* Information provided *

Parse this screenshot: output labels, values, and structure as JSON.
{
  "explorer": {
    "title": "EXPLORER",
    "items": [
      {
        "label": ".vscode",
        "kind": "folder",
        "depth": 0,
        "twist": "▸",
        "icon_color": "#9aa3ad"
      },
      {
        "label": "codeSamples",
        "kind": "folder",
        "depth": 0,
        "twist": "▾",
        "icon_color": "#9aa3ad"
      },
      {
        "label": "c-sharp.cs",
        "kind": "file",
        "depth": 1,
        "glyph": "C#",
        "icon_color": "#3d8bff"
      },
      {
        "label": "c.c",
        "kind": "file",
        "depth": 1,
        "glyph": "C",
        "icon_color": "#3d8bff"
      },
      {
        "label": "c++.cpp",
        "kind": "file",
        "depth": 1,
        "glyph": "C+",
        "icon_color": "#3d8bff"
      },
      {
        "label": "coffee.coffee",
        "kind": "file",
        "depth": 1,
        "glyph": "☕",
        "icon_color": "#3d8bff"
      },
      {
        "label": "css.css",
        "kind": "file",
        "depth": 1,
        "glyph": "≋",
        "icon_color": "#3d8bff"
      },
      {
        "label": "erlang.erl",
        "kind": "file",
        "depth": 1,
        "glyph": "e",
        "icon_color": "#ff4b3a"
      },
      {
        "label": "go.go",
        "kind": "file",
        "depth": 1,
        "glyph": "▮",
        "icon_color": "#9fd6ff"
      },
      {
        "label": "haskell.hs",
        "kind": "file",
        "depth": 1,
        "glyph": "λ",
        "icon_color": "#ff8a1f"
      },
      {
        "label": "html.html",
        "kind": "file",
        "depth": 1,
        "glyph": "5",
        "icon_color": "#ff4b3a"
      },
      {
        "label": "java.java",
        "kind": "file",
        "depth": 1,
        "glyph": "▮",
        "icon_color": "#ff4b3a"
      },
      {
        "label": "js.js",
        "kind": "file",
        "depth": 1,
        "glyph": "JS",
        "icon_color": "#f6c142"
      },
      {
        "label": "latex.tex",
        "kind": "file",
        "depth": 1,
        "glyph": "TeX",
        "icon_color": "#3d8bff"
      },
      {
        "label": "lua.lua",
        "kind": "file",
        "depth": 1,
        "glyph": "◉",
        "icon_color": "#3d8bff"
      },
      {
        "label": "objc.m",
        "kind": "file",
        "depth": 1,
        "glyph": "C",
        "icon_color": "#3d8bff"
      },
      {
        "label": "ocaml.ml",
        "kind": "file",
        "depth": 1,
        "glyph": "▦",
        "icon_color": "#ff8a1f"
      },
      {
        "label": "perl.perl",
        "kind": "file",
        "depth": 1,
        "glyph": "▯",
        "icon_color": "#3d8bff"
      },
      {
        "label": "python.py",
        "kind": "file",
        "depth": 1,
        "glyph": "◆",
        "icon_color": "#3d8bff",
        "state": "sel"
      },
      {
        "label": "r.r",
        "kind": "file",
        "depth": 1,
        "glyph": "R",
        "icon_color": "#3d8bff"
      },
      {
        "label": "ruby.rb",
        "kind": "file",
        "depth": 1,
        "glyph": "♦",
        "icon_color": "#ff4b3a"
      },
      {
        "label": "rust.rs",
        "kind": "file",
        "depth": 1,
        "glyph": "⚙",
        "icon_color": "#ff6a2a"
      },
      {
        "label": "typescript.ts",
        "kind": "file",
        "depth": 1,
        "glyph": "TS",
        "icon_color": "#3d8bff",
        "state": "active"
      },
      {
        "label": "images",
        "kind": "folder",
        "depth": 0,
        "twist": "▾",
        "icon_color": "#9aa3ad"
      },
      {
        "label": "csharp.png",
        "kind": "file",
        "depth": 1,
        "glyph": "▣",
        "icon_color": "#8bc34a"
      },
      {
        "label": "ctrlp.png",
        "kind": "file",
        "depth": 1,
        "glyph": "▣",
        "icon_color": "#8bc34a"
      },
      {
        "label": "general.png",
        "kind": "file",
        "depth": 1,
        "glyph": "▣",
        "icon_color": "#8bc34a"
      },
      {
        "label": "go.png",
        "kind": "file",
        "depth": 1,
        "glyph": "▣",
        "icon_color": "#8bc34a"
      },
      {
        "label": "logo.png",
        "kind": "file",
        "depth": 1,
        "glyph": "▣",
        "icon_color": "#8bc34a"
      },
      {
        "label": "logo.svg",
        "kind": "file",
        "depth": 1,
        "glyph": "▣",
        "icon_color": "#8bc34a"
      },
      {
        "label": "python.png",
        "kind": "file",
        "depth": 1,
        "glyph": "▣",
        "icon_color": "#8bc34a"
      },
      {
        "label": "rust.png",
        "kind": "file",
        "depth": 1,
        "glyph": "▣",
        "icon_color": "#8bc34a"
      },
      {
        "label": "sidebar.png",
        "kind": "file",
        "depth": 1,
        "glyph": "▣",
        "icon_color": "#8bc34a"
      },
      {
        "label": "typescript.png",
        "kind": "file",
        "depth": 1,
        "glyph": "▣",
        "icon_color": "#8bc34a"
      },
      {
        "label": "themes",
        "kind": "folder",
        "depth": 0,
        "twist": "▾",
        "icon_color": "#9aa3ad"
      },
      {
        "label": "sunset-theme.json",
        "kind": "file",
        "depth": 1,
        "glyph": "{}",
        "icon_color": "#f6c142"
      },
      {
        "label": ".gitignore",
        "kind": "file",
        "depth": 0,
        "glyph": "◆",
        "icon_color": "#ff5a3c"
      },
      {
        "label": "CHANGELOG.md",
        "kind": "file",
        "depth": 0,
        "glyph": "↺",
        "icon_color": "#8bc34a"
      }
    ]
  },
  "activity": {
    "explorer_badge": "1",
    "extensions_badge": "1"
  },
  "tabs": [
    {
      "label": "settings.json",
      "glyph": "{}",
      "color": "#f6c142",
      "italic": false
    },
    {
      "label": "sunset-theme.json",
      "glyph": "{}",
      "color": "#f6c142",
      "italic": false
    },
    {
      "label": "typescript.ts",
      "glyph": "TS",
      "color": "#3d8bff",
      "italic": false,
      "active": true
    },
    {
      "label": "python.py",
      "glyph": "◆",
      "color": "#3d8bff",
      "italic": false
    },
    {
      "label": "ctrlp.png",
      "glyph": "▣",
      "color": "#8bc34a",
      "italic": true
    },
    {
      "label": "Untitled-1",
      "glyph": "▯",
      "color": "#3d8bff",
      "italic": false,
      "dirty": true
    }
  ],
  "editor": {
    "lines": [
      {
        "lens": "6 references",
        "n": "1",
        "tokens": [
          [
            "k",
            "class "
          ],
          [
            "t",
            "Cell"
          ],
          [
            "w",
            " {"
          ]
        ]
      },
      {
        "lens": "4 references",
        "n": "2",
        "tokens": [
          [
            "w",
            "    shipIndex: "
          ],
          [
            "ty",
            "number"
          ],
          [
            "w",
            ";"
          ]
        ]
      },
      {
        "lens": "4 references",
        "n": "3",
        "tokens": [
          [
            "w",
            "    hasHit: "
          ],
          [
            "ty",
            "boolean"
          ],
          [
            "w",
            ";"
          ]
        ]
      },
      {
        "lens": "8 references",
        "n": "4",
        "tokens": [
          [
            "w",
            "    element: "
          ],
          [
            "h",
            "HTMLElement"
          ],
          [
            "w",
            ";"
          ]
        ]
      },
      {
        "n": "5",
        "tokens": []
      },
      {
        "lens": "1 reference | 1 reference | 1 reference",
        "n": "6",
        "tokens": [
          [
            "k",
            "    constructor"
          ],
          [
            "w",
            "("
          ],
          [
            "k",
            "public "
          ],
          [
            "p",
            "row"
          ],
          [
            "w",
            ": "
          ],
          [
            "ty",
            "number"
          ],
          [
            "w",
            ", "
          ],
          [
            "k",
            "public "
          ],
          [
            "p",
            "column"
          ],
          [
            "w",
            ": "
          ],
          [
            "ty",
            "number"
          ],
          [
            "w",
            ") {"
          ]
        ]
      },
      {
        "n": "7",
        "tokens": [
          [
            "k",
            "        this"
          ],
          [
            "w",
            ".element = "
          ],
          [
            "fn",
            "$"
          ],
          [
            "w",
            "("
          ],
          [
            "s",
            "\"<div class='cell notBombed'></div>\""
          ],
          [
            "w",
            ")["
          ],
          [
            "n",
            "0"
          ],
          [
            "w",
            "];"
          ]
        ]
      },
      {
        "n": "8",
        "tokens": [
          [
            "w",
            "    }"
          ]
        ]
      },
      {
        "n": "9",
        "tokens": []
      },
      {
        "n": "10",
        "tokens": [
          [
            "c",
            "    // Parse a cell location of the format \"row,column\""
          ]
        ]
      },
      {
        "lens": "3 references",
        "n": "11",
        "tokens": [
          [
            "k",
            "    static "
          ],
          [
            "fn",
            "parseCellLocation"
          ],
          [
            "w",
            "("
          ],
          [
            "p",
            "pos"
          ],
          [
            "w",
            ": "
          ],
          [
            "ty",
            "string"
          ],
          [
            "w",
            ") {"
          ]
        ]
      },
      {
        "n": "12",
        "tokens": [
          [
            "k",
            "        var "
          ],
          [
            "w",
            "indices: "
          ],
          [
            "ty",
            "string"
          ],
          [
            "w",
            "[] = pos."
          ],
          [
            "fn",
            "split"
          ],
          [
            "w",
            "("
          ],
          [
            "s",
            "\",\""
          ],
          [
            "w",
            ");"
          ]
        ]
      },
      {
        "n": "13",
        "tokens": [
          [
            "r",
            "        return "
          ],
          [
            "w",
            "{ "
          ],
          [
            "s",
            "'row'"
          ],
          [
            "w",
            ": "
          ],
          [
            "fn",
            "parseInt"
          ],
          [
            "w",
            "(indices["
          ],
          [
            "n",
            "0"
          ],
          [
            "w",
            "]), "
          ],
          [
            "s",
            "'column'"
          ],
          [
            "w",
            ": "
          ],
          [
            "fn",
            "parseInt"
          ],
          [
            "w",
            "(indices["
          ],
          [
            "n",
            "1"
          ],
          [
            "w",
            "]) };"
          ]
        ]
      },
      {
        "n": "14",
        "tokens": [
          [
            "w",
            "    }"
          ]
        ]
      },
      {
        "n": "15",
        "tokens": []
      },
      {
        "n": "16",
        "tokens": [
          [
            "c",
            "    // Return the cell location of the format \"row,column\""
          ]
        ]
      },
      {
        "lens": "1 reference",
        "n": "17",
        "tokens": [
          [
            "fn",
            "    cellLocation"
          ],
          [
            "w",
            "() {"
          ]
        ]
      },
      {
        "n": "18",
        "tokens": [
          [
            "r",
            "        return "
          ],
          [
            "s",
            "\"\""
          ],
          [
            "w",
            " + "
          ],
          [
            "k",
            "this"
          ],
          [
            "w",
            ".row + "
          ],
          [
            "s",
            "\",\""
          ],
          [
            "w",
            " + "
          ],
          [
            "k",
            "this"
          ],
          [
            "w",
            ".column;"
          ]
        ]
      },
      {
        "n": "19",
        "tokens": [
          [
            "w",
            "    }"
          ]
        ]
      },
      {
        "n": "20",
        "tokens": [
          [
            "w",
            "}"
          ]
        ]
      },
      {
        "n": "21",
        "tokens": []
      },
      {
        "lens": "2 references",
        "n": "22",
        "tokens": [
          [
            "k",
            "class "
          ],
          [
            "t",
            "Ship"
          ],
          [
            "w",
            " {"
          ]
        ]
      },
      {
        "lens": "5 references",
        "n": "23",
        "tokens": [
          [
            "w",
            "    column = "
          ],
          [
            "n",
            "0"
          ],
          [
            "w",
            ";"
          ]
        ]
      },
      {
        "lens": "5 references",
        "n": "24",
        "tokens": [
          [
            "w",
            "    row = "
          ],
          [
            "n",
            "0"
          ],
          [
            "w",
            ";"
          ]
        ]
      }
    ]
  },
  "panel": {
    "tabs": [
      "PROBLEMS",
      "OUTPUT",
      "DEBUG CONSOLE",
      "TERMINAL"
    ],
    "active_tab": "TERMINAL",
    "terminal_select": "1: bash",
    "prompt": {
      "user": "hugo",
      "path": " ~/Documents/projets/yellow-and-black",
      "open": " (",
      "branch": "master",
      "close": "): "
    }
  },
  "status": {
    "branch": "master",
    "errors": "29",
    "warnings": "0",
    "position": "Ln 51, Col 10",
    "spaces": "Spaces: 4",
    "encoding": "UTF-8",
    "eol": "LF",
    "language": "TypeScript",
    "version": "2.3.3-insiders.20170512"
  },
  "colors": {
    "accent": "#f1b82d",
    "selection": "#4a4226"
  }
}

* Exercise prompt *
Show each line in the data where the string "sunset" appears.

* Solution to this problem *
        "label": "sunset-theme.json",
      "label": "sunset-theme.json",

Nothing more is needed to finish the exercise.